=== The task ===
For the data below, please report each line where the word "STIKES" is found.
Start of Source records
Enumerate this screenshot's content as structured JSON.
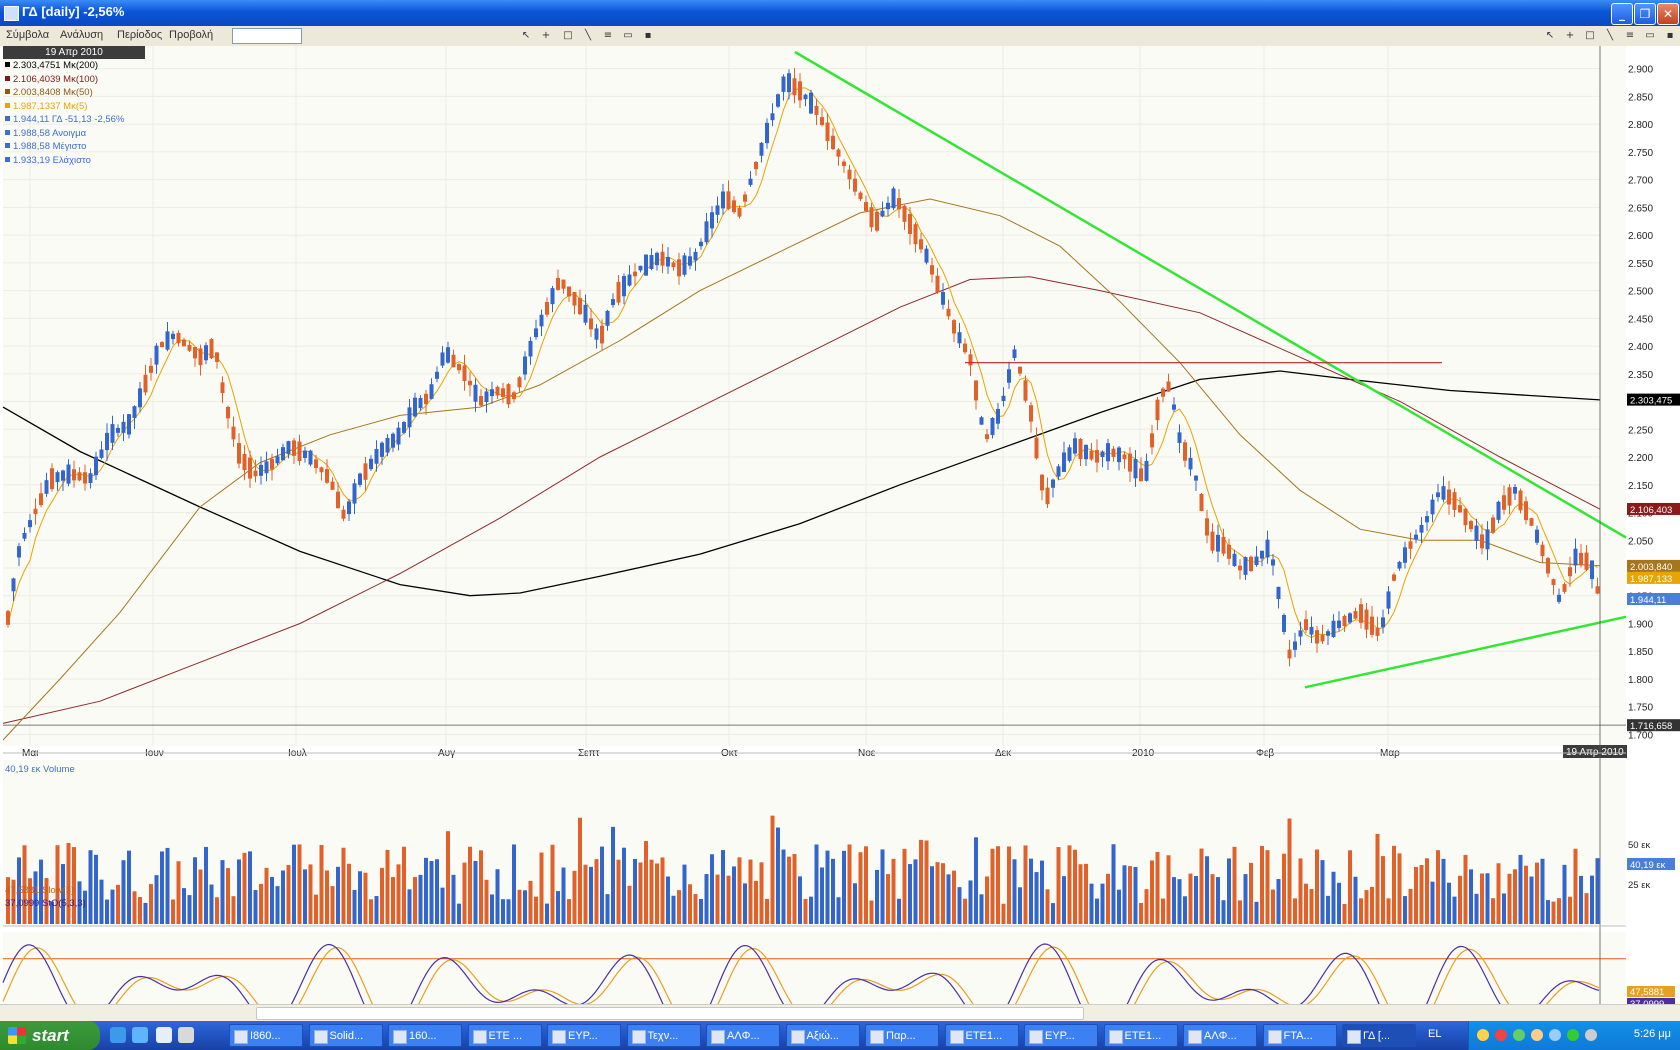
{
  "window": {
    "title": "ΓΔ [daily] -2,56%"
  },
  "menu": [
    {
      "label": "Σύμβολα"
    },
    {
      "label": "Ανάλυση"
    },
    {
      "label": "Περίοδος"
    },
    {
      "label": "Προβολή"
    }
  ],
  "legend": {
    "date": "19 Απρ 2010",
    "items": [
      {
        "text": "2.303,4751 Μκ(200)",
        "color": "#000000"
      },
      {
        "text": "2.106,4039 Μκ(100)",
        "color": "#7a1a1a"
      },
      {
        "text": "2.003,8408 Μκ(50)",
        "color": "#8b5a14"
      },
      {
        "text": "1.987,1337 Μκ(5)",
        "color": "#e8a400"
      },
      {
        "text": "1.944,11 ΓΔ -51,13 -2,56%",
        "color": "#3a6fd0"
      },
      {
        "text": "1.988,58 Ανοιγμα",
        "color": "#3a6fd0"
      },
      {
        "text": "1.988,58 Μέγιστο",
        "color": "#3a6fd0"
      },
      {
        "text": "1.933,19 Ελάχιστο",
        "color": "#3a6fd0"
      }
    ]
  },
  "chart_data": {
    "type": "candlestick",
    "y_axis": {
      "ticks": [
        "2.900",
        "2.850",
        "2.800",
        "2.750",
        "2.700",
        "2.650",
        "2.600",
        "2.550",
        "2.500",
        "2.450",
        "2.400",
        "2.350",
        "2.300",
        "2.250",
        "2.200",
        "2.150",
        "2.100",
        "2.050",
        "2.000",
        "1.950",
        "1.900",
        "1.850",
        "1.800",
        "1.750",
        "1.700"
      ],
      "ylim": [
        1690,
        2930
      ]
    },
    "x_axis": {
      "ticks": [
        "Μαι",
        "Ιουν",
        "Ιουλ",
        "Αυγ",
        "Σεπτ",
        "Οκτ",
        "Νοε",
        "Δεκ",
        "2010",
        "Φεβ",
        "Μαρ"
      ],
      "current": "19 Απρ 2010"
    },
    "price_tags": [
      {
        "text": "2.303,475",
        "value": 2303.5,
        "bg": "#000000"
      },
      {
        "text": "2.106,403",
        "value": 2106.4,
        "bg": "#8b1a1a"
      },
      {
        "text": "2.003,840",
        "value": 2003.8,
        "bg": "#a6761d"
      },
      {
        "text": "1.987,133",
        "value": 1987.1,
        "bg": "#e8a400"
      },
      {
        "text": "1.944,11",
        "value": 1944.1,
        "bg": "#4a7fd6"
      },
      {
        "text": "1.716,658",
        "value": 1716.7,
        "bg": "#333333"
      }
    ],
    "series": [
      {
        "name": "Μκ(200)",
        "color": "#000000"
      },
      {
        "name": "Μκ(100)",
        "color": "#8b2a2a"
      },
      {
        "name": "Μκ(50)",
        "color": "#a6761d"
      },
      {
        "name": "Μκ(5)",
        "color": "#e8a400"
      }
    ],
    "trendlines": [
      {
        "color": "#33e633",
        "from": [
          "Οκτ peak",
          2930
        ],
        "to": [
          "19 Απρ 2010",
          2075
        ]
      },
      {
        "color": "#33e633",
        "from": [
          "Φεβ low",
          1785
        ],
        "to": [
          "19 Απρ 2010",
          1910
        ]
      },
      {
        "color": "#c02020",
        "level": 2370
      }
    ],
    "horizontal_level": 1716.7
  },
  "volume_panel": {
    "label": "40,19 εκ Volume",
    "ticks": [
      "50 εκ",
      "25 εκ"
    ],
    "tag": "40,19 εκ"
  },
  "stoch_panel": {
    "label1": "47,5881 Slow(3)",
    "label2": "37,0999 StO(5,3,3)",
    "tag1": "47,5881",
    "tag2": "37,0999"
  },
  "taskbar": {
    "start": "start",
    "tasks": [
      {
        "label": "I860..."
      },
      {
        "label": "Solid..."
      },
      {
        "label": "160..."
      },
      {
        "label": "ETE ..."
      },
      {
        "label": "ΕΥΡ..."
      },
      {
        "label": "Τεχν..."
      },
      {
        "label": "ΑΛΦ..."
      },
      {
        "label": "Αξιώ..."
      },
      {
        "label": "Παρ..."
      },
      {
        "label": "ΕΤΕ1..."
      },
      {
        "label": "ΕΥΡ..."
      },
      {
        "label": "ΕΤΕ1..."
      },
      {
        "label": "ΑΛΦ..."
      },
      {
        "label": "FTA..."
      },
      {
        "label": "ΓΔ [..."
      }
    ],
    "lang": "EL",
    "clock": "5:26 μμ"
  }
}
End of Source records
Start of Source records
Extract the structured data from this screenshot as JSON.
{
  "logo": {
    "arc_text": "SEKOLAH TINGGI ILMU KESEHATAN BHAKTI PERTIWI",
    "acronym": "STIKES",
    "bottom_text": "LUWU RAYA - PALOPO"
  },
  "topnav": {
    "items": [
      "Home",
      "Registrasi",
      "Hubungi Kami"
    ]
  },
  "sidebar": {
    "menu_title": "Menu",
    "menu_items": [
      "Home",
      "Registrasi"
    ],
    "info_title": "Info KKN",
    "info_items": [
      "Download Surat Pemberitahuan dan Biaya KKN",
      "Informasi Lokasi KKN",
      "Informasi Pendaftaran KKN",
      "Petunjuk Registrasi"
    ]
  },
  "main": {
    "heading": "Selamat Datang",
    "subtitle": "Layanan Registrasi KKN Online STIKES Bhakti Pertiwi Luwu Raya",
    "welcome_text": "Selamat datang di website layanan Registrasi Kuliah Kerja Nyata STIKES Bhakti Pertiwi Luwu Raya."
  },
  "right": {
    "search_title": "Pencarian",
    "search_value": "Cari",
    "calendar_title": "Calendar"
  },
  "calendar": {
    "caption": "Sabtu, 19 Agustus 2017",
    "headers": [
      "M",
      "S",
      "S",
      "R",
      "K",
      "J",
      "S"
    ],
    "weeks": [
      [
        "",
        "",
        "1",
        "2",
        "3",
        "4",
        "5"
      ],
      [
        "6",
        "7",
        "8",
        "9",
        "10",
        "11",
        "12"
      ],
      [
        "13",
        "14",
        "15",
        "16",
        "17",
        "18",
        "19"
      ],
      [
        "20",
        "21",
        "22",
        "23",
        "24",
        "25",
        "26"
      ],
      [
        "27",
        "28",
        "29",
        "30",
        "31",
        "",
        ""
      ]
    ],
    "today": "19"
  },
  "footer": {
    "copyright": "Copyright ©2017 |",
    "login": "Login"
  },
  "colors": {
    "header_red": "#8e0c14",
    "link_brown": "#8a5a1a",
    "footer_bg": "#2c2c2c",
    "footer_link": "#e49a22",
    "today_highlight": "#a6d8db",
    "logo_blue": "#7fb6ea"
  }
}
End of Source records
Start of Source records
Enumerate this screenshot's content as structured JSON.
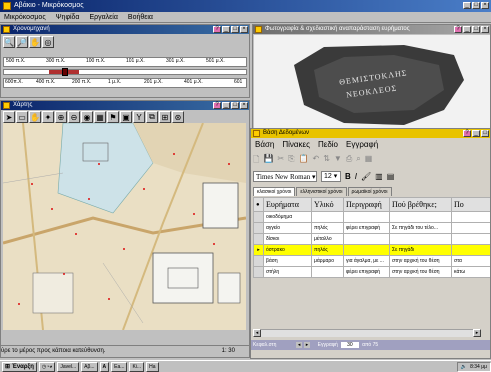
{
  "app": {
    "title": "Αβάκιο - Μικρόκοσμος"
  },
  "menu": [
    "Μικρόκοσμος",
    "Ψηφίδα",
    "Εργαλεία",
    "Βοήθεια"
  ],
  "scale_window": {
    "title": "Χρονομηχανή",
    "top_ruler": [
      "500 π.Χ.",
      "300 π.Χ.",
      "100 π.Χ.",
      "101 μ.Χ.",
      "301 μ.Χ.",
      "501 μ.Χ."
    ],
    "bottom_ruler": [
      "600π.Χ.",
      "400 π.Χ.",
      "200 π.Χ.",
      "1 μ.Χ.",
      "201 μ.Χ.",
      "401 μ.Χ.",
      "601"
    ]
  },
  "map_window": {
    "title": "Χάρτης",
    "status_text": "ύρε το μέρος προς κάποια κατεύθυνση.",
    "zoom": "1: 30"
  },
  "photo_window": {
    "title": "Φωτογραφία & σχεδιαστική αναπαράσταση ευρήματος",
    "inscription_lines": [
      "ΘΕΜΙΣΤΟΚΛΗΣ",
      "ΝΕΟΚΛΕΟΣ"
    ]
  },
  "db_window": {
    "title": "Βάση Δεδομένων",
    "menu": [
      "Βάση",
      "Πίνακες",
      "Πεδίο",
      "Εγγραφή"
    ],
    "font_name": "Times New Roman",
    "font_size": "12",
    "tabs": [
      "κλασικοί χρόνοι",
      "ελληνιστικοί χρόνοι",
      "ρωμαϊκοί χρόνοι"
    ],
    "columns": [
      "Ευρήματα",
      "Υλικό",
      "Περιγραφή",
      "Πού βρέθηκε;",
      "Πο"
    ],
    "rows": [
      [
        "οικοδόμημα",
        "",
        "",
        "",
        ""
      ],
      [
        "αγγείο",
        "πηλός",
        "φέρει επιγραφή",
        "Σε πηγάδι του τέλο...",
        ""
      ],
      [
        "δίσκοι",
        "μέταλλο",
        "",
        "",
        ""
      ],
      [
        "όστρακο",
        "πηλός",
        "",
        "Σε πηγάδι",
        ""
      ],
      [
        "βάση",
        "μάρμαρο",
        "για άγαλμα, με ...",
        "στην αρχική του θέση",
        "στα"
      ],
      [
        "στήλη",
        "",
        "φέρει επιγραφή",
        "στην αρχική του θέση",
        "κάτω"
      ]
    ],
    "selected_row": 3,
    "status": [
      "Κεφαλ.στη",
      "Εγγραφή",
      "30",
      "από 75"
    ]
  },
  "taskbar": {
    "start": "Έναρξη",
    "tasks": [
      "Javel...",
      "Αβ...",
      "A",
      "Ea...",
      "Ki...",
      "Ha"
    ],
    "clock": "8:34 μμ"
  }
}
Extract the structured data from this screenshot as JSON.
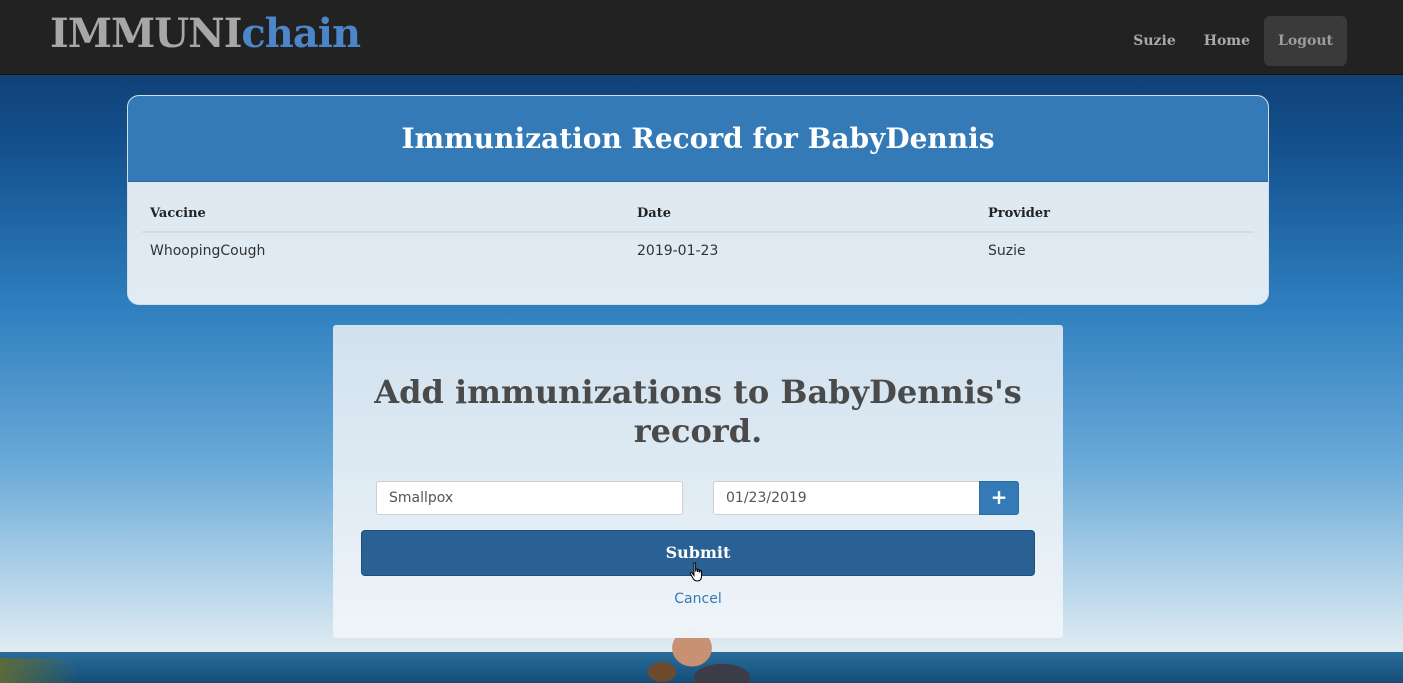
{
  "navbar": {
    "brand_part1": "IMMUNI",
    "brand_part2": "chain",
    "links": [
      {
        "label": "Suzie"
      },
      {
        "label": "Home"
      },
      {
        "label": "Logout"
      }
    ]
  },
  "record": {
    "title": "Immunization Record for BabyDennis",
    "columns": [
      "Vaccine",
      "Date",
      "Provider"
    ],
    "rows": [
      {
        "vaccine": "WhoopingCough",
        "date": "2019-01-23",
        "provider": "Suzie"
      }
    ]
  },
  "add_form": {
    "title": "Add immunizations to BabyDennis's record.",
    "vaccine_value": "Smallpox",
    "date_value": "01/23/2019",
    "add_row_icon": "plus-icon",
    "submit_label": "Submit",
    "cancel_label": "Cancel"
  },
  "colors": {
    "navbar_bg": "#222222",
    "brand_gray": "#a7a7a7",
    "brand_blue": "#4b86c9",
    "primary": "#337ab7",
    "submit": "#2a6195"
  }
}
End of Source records
=== The answer ===
    "acronym": "STIKES",
    "subtitle": "Layanan Registrasi KKN Online STIKES Bhakti Pertiwi Luwu Raya",
    "welcome_text": "Selamat datang di website layanan Registrasi Kuliah Kerja Nyata STIKES Bhakti Pertiwi Luwu Raya."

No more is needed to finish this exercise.